## ACTION ITEM
Your answer is one number: the count of lines below that hold the word "Copy".

[LISTED ENTRIES — start]

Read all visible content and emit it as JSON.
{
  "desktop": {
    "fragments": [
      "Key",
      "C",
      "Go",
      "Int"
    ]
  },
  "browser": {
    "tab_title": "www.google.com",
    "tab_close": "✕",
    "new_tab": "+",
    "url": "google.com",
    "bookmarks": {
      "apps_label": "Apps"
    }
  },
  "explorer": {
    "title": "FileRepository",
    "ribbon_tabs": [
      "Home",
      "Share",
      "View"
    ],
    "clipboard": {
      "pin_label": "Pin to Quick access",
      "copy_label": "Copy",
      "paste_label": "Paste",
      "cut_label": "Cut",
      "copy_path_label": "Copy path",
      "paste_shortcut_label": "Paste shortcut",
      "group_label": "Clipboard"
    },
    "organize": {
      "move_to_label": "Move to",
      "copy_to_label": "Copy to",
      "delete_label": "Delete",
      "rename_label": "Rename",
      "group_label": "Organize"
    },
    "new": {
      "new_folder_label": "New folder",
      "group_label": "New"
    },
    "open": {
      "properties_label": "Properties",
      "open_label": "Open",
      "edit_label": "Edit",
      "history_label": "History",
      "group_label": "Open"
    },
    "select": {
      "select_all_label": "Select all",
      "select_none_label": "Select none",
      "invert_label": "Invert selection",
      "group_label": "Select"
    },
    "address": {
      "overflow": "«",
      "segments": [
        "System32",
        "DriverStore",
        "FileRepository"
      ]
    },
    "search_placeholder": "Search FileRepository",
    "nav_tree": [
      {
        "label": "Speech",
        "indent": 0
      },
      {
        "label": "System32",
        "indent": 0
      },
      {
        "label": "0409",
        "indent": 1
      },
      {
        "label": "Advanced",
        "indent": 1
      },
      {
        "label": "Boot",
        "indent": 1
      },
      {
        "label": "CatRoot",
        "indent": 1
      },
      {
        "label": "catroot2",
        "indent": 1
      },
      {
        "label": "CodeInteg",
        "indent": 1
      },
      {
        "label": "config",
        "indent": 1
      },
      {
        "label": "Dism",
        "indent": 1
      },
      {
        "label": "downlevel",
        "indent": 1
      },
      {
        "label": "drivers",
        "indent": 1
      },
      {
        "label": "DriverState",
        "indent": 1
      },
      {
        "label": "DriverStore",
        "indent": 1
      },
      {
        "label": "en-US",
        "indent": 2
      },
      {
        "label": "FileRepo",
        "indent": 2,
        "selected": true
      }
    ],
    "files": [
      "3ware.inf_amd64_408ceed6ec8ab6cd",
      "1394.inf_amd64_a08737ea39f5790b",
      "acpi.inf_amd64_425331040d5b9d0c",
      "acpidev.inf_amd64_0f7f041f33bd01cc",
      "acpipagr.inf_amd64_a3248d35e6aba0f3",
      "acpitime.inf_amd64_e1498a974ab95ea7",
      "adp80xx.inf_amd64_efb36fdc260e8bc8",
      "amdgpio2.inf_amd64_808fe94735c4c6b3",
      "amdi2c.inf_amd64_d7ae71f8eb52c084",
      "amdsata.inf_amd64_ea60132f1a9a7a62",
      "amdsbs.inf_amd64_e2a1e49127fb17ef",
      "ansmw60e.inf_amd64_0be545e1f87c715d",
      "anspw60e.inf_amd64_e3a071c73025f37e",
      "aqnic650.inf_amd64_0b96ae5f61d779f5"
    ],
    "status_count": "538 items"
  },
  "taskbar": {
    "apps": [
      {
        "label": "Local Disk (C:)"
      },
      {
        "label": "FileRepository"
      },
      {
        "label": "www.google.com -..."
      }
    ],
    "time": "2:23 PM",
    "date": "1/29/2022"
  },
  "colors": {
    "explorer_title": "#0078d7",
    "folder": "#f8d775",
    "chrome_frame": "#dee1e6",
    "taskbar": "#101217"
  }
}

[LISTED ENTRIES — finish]

## TASK OUTPUT
3